(RECORDS PROVIDED)
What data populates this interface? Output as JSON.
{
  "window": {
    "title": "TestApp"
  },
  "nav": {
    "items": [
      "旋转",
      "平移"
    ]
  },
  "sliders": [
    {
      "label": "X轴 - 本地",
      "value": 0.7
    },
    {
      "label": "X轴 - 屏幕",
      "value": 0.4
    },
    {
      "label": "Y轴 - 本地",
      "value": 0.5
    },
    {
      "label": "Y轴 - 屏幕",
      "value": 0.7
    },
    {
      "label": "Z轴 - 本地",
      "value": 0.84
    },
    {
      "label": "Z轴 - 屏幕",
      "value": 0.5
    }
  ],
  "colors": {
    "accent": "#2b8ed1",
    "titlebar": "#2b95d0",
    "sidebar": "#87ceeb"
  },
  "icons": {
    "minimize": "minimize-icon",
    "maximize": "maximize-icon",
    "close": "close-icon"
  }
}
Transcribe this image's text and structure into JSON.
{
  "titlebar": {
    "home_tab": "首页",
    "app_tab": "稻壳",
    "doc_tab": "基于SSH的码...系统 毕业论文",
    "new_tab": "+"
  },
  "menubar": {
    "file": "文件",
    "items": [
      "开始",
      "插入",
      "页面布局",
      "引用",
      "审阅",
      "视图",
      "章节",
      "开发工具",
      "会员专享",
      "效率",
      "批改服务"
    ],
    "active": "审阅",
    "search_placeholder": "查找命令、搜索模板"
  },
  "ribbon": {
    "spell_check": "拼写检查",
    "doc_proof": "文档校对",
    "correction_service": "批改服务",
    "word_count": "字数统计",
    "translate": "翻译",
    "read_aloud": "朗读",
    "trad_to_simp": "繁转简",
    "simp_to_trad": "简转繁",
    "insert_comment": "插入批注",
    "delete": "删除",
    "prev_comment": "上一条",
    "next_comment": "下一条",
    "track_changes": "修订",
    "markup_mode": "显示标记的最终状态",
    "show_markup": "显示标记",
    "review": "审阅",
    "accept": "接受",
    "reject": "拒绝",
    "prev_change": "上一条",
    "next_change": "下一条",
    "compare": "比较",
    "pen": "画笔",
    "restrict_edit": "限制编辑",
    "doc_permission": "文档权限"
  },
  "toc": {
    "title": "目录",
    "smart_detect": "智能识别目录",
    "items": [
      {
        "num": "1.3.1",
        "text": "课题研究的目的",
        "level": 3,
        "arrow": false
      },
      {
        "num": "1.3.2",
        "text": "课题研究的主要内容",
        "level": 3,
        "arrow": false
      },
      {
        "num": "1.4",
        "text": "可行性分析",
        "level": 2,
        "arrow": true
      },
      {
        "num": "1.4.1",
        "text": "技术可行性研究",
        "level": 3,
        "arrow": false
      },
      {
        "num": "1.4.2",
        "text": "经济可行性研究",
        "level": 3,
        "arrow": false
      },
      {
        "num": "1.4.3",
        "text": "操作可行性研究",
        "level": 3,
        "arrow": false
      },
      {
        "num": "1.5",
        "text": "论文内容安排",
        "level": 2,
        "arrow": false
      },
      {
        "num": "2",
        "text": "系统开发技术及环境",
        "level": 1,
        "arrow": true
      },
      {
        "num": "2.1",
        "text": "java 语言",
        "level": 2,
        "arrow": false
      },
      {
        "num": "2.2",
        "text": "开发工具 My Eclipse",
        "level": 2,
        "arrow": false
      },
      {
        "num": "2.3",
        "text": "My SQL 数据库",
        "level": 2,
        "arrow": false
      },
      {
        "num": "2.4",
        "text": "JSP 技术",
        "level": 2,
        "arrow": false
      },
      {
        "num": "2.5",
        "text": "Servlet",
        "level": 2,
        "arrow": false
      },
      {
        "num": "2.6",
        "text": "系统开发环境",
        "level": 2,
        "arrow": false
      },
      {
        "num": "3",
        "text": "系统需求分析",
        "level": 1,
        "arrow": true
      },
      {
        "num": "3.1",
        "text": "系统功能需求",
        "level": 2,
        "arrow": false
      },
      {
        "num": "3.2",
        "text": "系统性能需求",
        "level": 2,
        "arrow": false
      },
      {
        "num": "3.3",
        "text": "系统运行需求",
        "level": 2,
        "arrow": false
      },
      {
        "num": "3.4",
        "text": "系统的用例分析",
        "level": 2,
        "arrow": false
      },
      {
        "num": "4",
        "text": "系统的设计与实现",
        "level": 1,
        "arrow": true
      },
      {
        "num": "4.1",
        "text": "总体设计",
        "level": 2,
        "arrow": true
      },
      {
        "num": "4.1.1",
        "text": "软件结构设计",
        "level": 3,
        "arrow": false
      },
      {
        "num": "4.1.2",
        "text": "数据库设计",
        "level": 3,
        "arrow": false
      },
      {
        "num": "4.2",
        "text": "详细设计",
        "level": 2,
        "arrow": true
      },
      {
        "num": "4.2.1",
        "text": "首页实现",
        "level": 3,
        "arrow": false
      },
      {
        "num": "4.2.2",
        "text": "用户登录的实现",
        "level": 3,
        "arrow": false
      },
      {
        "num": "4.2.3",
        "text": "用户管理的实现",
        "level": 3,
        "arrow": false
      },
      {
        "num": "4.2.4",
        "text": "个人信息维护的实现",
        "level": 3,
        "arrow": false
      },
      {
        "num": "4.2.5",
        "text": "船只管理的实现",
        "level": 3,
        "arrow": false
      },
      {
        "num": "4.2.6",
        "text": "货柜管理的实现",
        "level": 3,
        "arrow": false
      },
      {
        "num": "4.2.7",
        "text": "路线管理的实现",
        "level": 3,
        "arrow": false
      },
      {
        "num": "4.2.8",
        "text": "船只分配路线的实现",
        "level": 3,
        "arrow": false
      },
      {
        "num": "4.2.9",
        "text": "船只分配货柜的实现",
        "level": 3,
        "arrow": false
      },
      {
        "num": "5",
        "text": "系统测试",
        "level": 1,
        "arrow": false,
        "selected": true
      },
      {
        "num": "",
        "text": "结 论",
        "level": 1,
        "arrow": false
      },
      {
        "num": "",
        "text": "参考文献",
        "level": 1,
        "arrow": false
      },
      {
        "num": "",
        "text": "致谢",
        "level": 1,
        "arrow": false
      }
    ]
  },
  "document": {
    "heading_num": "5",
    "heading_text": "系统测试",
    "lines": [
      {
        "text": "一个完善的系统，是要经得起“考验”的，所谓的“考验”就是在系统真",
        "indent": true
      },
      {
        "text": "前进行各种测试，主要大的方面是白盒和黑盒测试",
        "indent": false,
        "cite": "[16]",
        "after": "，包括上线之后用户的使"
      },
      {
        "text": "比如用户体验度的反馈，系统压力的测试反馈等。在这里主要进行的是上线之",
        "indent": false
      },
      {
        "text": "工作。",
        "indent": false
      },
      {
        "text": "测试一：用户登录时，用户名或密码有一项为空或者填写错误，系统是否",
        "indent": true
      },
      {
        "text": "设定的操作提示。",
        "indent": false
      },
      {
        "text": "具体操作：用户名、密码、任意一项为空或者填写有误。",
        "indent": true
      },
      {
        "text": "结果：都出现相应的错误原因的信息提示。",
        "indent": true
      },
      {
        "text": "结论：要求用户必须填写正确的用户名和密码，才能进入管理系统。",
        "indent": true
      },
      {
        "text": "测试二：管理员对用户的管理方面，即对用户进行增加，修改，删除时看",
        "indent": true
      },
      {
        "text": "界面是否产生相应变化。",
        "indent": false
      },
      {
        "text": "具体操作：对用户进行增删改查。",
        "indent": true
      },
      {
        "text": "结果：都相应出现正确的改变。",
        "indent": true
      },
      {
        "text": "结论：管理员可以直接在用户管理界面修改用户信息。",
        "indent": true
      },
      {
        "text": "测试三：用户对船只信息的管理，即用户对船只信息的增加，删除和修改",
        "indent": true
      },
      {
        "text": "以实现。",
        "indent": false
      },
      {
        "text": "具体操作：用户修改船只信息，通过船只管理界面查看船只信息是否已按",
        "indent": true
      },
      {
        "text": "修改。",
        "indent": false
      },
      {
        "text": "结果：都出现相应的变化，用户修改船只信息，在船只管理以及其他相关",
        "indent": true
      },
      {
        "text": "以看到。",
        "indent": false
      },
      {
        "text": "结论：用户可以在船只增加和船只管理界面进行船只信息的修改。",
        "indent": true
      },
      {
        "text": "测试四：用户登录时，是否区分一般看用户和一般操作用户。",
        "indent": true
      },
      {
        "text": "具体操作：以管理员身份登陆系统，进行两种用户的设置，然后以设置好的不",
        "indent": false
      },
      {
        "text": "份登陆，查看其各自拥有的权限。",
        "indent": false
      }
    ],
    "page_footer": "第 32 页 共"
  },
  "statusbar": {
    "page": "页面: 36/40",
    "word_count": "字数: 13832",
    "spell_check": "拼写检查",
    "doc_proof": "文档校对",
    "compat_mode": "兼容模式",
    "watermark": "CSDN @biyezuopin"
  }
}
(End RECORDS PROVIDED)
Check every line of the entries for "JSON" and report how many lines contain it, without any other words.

**WRITTEN ANSWER**
2